Your task is to copy every line of the records below that contains "Muatan".

**** Data records

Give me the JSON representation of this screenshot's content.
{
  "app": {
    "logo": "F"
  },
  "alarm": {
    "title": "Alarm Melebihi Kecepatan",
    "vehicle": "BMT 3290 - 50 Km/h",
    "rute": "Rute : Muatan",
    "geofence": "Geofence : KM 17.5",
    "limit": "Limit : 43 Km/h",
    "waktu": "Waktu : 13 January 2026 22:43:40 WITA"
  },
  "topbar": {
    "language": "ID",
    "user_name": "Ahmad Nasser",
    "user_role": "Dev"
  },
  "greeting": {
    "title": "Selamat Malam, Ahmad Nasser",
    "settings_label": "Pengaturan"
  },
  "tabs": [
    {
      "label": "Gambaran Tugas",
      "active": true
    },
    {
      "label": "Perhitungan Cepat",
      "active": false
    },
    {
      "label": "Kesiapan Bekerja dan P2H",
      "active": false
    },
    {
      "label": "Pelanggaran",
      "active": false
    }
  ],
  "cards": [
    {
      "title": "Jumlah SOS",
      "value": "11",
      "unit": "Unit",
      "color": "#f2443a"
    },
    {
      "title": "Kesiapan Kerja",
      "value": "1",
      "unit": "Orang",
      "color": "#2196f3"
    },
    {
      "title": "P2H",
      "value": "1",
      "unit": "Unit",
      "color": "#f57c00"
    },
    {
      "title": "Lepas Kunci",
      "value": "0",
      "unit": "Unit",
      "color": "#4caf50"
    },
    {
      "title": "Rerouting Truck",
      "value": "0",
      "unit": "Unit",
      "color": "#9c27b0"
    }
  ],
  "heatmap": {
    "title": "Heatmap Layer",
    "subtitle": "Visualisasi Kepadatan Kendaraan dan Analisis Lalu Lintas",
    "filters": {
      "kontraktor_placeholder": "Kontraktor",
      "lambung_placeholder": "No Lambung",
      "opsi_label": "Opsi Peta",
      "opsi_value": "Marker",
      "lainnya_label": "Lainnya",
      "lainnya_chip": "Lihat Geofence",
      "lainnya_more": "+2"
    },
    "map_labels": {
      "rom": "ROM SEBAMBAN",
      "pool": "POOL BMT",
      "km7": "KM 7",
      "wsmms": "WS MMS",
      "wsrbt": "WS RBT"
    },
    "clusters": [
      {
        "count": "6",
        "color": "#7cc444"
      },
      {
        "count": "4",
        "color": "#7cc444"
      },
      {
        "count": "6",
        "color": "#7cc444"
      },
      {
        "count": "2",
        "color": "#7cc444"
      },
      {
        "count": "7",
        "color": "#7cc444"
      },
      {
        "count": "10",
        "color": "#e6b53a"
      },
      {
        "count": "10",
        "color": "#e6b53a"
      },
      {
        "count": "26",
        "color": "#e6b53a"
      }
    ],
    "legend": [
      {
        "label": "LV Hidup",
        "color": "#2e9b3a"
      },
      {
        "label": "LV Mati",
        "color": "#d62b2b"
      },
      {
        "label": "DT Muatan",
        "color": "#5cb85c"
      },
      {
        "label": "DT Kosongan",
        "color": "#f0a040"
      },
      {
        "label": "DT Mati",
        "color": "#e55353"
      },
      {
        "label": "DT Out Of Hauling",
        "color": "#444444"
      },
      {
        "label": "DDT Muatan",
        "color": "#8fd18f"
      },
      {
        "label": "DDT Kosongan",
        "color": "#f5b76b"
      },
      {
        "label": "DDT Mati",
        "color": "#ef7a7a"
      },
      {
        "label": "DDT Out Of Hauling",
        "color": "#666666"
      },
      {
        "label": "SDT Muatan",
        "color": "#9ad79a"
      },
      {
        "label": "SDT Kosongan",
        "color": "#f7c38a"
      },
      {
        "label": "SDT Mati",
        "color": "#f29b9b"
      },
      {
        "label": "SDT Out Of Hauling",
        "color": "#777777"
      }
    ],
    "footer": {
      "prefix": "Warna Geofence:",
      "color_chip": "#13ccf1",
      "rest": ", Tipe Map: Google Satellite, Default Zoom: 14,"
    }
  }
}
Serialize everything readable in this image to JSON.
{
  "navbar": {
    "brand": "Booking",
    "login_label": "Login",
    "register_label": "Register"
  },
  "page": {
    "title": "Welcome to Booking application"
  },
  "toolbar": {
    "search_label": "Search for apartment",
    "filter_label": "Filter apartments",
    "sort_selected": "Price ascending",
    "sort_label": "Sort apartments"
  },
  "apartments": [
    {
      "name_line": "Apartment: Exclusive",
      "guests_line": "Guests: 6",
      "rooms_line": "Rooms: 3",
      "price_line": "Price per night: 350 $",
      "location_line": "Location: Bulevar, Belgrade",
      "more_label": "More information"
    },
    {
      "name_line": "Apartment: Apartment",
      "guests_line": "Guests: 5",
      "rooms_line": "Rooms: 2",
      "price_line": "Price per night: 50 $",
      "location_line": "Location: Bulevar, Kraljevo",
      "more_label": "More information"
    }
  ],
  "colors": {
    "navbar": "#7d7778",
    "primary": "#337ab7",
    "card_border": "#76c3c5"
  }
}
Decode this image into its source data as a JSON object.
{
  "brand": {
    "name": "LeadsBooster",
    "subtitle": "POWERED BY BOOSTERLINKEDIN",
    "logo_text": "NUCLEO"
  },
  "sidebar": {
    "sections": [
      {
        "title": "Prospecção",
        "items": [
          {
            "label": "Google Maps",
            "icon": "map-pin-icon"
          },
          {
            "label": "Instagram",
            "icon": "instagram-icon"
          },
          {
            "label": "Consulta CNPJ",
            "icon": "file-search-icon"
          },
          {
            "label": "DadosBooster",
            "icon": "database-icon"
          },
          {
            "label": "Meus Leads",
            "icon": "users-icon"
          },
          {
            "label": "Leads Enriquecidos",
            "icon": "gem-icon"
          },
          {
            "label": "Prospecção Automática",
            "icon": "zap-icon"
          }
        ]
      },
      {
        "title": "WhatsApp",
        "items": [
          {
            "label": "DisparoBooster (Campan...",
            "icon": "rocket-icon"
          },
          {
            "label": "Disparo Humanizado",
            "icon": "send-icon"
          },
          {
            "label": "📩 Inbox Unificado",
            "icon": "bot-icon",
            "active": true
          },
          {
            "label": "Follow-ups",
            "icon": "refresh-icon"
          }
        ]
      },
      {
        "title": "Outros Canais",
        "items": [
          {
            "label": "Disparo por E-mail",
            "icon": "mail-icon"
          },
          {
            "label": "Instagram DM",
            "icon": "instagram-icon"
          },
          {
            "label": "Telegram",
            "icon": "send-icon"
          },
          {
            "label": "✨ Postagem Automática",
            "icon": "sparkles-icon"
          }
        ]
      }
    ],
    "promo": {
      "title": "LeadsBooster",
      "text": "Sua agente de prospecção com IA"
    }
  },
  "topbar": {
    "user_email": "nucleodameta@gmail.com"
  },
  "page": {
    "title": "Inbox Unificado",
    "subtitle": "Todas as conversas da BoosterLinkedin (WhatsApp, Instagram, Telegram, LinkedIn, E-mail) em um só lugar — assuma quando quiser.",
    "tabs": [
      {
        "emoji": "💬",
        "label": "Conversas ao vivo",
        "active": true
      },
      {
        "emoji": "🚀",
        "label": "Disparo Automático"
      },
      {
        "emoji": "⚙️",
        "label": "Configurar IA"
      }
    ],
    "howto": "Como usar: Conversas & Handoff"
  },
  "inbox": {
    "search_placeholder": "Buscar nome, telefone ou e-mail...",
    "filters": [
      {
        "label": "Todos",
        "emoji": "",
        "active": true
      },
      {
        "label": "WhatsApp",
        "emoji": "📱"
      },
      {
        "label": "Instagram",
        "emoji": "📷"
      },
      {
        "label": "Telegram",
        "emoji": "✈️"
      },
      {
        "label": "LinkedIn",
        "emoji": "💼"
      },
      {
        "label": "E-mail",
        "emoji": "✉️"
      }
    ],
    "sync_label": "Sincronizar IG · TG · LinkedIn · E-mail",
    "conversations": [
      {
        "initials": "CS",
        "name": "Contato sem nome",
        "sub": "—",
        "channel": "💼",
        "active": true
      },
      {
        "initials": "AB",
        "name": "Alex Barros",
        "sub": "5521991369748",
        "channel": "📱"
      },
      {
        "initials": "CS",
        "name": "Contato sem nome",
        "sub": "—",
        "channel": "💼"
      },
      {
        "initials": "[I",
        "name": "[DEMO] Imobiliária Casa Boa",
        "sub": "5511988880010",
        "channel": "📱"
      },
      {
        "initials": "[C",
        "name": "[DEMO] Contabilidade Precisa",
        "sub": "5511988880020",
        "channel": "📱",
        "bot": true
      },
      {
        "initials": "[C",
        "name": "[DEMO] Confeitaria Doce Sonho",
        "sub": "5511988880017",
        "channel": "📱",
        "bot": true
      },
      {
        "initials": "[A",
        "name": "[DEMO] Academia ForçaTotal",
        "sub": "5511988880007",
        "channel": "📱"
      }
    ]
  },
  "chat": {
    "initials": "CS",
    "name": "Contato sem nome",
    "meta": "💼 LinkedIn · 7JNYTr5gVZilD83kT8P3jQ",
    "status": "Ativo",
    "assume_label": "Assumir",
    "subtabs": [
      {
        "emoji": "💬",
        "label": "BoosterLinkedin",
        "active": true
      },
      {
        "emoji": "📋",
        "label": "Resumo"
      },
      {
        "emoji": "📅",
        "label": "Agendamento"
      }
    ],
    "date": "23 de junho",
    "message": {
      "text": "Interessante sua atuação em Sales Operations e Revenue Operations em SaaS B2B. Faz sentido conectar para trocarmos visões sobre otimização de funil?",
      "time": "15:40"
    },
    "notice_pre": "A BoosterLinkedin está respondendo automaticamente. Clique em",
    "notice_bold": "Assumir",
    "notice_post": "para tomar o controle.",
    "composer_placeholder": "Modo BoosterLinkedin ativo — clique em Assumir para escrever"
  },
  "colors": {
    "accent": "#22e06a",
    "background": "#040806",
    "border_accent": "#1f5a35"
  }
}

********

Output of the task >>
    "rute": "Rute : Muatan",
        "label": "DT Muatan",
        "label": "DDT Muatan",
        "label": "SDT Muatan",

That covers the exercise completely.